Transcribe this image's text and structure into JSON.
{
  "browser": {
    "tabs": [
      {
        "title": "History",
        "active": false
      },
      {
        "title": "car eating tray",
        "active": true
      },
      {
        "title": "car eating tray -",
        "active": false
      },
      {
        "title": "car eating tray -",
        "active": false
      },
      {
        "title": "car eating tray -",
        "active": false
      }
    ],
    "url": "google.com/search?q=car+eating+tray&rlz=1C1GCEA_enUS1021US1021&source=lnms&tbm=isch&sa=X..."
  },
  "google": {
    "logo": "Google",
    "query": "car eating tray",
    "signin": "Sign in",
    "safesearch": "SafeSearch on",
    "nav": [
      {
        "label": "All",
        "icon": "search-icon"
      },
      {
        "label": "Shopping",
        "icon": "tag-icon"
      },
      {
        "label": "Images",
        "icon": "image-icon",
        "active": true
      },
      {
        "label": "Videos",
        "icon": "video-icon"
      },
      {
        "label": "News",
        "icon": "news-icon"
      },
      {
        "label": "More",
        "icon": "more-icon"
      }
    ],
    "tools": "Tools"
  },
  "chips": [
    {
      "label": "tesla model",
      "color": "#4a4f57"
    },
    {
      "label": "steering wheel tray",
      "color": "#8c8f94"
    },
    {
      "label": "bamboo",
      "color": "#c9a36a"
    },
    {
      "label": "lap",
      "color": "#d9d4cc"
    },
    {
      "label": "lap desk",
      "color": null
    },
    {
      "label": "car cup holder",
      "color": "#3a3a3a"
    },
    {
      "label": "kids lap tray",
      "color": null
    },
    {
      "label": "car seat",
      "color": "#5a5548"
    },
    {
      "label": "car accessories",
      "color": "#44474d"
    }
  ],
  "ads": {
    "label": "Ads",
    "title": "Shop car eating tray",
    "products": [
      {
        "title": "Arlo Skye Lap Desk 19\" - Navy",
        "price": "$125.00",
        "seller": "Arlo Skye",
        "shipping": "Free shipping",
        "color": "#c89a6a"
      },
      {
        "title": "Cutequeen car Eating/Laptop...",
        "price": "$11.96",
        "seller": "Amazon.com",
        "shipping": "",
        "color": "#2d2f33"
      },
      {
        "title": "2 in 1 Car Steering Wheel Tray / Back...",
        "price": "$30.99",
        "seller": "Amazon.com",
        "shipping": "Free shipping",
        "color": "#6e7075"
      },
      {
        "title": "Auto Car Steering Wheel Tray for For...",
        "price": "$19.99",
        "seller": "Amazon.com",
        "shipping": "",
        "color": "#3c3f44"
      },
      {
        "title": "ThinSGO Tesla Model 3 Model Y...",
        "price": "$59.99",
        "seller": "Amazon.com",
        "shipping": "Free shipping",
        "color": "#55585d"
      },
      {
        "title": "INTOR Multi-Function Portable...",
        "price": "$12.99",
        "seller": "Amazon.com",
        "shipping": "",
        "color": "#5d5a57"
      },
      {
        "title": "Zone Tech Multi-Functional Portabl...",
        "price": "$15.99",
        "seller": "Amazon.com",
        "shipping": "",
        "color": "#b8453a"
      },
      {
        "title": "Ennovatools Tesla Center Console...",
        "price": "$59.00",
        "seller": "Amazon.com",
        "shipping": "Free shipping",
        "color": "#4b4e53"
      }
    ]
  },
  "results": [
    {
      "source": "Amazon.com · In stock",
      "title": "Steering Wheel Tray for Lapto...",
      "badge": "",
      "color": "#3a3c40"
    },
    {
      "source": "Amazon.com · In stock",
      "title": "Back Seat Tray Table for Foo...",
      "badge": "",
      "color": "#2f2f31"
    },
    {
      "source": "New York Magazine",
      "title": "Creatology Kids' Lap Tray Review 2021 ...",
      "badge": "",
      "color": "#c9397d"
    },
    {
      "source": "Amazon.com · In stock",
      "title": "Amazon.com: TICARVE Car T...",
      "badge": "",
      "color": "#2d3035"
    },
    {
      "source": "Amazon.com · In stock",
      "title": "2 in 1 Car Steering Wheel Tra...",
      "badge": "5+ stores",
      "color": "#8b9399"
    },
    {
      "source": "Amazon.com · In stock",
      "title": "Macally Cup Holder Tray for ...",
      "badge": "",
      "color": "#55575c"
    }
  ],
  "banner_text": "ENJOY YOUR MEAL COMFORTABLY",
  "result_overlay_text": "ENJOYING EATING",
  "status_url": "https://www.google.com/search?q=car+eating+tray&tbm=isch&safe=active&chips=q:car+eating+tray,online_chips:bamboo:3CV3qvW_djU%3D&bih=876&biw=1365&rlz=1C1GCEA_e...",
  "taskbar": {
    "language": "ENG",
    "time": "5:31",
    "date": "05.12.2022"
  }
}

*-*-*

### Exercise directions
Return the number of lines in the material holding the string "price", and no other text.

### Solution to this task
8